** DATASET EXTRACT follows **
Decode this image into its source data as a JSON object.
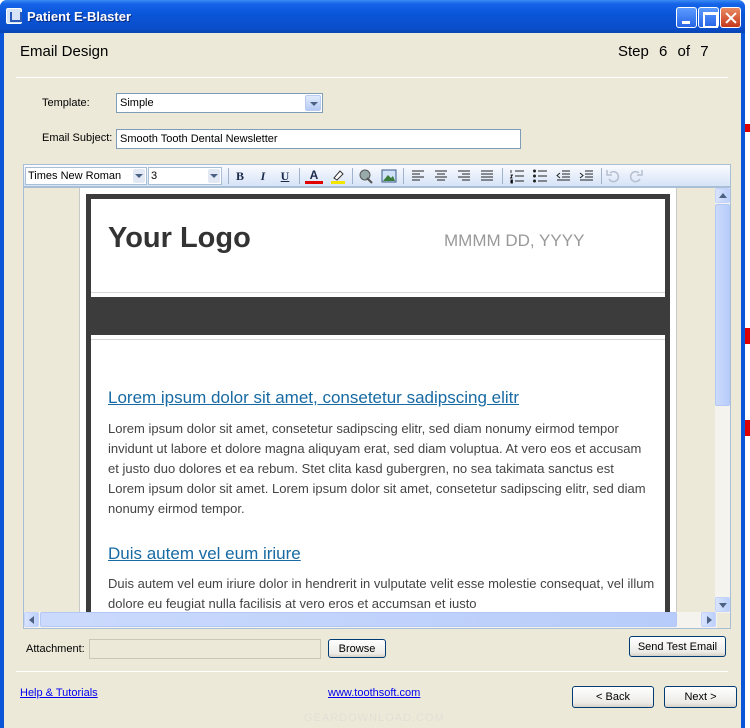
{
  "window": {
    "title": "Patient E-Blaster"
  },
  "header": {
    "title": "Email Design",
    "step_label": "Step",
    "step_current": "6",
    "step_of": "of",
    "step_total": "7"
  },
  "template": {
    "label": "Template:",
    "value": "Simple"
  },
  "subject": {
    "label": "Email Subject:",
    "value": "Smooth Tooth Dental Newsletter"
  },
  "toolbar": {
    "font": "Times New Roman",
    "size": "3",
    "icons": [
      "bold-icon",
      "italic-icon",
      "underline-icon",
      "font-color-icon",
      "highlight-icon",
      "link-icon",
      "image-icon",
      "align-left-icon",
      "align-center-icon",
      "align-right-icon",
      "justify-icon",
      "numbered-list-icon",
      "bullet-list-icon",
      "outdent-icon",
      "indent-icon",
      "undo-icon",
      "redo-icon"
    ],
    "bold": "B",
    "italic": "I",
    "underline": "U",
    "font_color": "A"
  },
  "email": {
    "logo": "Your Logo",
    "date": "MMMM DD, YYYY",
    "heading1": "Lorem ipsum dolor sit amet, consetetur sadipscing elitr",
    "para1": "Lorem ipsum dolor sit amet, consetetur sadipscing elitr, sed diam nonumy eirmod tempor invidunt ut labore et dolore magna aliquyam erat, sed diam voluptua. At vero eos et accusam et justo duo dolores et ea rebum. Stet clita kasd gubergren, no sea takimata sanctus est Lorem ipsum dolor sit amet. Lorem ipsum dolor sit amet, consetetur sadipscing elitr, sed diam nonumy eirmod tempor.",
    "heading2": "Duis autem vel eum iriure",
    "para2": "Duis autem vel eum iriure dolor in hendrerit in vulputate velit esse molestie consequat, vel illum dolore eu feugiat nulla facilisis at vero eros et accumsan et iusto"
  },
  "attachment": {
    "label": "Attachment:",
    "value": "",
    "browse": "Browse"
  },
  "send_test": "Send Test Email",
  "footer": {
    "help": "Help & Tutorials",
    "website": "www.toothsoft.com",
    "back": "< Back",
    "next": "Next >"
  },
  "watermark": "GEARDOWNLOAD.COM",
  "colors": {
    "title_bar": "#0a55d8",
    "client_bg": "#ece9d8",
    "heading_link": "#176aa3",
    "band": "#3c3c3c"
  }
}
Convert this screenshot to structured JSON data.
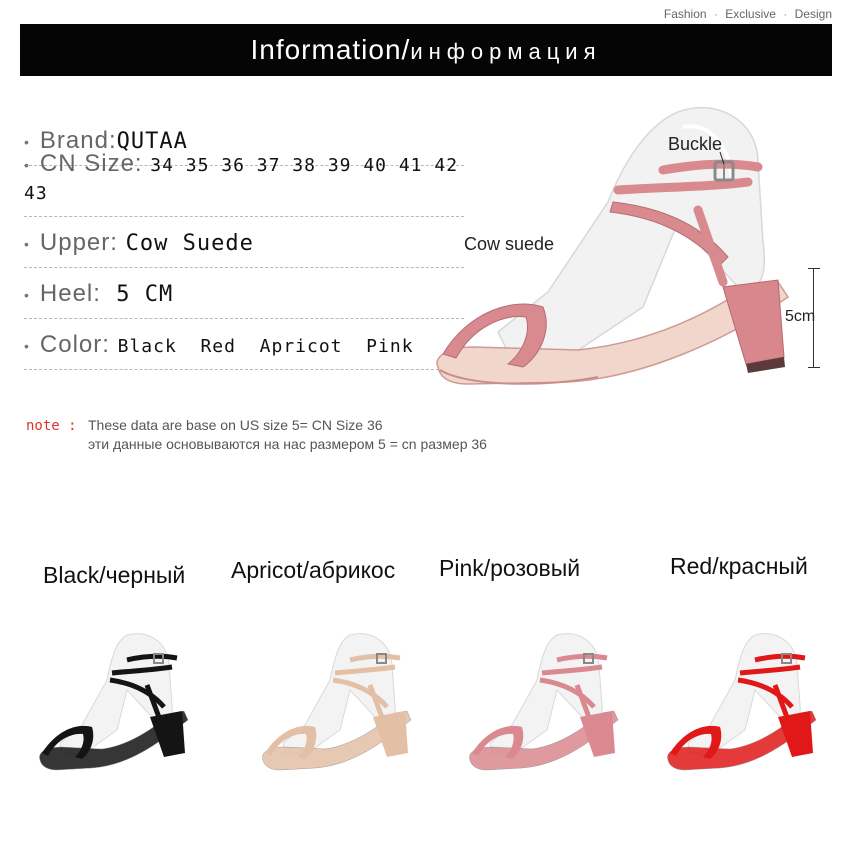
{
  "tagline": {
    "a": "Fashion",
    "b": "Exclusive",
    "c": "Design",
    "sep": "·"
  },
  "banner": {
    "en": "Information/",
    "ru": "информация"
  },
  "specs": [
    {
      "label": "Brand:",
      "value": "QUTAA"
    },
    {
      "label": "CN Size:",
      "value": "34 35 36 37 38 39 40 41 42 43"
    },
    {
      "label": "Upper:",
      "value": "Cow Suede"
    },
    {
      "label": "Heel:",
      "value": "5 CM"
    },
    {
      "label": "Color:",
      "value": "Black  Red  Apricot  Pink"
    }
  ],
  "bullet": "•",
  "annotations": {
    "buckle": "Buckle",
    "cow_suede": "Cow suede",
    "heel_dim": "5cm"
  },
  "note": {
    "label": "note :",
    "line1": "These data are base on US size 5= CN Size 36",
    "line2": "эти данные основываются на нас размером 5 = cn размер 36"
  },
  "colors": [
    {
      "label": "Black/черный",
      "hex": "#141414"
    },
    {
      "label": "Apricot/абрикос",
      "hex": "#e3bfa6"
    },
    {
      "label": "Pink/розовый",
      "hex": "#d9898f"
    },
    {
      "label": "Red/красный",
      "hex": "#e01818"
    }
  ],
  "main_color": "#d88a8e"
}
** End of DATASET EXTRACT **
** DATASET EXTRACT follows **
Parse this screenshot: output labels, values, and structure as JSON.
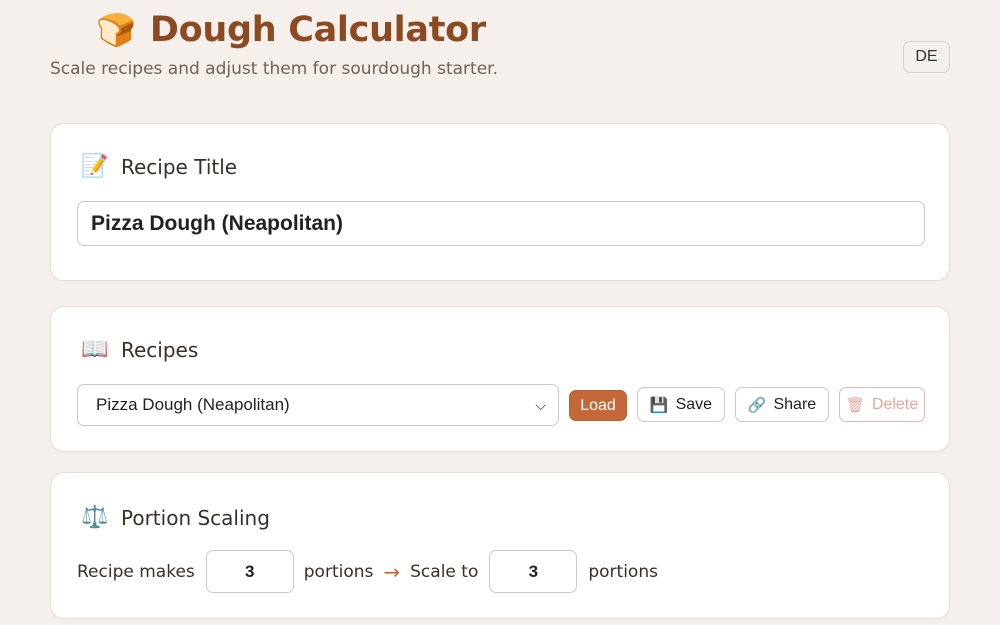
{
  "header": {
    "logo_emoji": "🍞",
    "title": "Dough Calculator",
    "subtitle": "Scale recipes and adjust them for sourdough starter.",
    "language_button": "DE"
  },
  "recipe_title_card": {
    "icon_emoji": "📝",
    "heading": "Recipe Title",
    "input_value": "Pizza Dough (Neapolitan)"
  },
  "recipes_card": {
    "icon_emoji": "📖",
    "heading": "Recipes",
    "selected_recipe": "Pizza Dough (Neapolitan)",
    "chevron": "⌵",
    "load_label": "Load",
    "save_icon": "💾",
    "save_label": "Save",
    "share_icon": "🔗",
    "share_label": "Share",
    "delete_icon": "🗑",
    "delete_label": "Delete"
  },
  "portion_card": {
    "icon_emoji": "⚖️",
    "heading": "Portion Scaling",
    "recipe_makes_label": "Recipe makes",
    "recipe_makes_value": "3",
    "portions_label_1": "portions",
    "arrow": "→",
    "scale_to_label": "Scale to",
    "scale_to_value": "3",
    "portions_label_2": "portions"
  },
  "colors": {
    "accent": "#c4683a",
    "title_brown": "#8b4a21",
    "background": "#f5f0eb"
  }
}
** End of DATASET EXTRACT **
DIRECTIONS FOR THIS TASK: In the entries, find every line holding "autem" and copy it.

SOLUTION FOR THIS TASK:
    "heading2": "Duis autem vel eum iriure",
    "para2": "Duis autem vel eum iriure dolor in hendrerit in vulputate velit esse molestie consequat, vel illum dolore eu feugiat nulla facilisis at vero eros et accumsan et iusto"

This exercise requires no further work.